EXERCISE INSTRUCTIONS:
All that is needed is the listing, given back exactly.
'''
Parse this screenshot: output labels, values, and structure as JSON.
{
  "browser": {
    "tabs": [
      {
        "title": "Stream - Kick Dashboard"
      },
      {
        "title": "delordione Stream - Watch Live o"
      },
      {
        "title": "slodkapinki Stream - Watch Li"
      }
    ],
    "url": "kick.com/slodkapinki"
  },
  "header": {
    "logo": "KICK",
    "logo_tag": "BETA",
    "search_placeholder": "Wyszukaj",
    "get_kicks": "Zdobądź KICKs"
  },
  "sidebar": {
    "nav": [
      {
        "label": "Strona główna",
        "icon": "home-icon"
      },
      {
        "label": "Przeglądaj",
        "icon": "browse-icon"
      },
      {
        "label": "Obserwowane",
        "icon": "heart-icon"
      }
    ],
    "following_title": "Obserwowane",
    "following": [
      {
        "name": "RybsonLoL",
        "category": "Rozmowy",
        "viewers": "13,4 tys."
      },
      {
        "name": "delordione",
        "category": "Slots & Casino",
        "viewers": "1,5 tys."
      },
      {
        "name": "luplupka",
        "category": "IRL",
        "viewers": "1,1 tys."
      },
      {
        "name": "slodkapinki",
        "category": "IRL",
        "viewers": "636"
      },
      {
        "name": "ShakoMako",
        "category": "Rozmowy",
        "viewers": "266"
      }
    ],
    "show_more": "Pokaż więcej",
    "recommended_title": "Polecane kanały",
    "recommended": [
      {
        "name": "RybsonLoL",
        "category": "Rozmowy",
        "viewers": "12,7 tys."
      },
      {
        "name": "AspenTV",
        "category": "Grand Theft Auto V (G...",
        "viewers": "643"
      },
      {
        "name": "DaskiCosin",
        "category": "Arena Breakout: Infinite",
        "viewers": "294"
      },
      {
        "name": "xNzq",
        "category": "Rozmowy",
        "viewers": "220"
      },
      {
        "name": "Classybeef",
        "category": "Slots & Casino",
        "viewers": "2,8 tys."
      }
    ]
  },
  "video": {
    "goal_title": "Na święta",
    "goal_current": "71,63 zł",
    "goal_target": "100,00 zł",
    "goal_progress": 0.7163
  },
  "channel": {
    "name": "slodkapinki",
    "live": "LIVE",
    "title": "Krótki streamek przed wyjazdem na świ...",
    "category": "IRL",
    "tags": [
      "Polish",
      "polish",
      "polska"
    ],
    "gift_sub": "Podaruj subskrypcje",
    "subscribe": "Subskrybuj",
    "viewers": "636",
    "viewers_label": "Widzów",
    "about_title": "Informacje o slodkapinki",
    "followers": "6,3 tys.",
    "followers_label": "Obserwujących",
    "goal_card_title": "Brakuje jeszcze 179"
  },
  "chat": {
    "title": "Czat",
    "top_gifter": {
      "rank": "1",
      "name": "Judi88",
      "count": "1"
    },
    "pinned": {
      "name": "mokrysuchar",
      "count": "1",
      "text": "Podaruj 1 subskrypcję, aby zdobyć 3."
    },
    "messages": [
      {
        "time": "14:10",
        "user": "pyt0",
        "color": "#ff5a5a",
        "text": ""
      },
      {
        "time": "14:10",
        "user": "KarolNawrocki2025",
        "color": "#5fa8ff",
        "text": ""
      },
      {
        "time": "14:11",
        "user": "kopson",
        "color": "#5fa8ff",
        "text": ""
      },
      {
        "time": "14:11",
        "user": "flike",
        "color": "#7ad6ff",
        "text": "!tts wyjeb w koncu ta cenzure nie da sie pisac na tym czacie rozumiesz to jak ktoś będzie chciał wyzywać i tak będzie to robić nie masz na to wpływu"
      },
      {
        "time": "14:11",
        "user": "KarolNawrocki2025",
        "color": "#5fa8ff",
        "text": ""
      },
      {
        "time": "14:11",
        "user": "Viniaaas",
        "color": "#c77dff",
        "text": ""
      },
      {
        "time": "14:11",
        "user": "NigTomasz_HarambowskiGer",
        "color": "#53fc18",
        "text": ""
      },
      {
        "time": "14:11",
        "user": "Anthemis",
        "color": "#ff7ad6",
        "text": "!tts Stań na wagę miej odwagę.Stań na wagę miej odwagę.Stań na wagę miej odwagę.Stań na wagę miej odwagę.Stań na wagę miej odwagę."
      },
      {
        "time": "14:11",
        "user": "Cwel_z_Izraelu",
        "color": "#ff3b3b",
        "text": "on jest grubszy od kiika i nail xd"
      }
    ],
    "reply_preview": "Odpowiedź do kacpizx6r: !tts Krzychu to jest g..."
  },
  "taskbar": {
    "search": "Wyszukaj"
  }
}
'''
EXERCISE ANSWER:
Parse this screenshot: output labels, values, and structure as JSON.
{
  "browser": {
    "tabs": [
      {
        "title": "Stream - Kick Dashboard"
      },
      {
        "title": "delordione Stream - Watch Live o"
      },
      {
        "title": "slodkapinki Stream - Watch Li"
      }
    ],
    "url": "kick.com/slodkapinki"
  },
  "header": {
    "logo": "KICK",
    "logo_tag": "BETA",
    "search_placeholder": "Wyszukaj",
    "get_kicks": "Zdobądź KICKs"
  },
  "sidebar": {
    "nav": [
      {
        "label": "Strona główna",
        "icon": "home-icon"
      },
      {
        "label": "Przeglądaj",
        "icon": "browse-icon"
      },
      {
        "label": "Obserwowane",
        "icon": "heart-icon"
      }
    ],
    "following_title": "Obserwowane",
    "following": [
      {
        "name": "RybsonLoL",
        "category": "Rozmowy",
        "viewers": "13,4 tys."
      },
      {
        "name": "delordione",
        "category": "Slots & Casino",
        "viewers": "1,5 tys."
      },
      {
        "name": "luplupka",
        "category": "IRL",
        "viewers": "1,1 tys."
      },
      {
        "name": "slodkapinki",
        "category": "IRL",
        "viewers": "636"
      },
      {
        "name": "ShakoMako",
        "category": "Rozmowy",
        "viewers": "266"
      }
    ],
    "show_more": "Pokaż więcej",
    "recommended_title": "Polecane kanały",
    "recommended": [
      {
        "name": "RybsonLoL",
        "category": "Rozmowy",
        "viewers": "12,7 tys."
      },
      {
        "name": "AspenTV",
        "category": "Grand Theft Auto V (G...",
        "viewers": "643"
      },
      {
        "name": "DaskiCosin",
        "category": "Arena Breakout: Infinite",
        "viewers": "294"
      },
      {
        "name": "xNzq",
        "category": "Rozmowy",
        "viewers": "220"
      },
      {
        "name": "Classybeef",
        "category": "Slots & Casino",
        "viewers": "2,8 tys."
      }
    ]
  },
  "video": {
    "goal_title": "Na święta",
    "goal_current": "71,63 zł",
    "goal_target": "100,00 zł",
    "goal_progress": 0.7163
  },
  "channel": {
    "name": "slodkapinki",
    "live": "LIVE",
    "title": "Krótki streamek przed wyjazdem na świ...",
    "category": "IRL",
    "tags": [
      "Polish",
      "polish",
      "polska"
    ],
    "gift_sub": "Podaruj subskrypcje",
    "subscribe": "Subskrybuj",
    "viewers": "636",
    "viewers_label": "Widzów",
    "about_title": "Informacje o slodkapinki",
    "followers": "6,3 tys.",
    "followers_label": "Obserwujących",
    "goal_card_title": "Brakuje jeszcze 179"
  },
  "chat": {
    "title": "Czat",
    "top_gifter": {
      "rank": "1",
      "name": "Judi88",
      "count": "1"
    },
    "pinned": {
      "name": "mokrysuchar",
      "count": "1",
      "text": "Podaruj 1 subskrypcję, aby zdobyć 3."
    },
    "messages": [
      {
        "time": "14:10",
        "user": "pyt0",
        "color": "#ff5a5a",
        "text": ""
      },
      {
        "time": "14:10",
        "user": "KarolNawrocki2025",
        "color": "#5fa8ff",
        "text": ""
      },
      {
        "time": "14:11",
        "user": "kopson",
        "color": "#5fa8ff",
        "text": ""
      },
      {
        "time": "14:11",
        "user": "flike",
        "color": "#7ad6ff",
        "text": "!tts wyjeb w koncu ta cenzure nie da sie pisac na tym czacie rozumiesz to jak ktoś będzie chciał wyzywać i tak będzie to robić nie masz na to wpływu"
      },
      {
        "time": "14:11",
        "user": "KarolNawrocki2025",
        "color": "#5fa8ff",
        "text": ""
      },
      {
        "time": "14:11",
        "user": "Viniaaas",
        "color": "#c77dff",
        "text": ""
      },
      {
        "time": "14:11",
        "user": "NigTomasz_HarambowskiGer",
        "color": "#53fc18",
        "text": ""
      },
      {
        "time": "14:11",
        "user": "Anthemis",
        "color": "#ff7ad6",
        "text": "!tts Stań na wagę miej odwagę.Stań na wagę miej odwagę.Stań na wagę miej odwagę.Stań na wagę miej odwagę.Stań na wagę miej odwagę."
      },
      {
        "time": "14:11",
        "user": "Cwel_z_Izraelu",
        "color": "#ff3b3b",
        "text": "on jest grubszy od kiika i nail xd"
      }
    ],
    "reply_preview": "Odpowiedź do kacpizx6r: !tts Krzychu to jest g..."
  },
  "taskbar": {
    "search": "Wyszukaj"
  }
}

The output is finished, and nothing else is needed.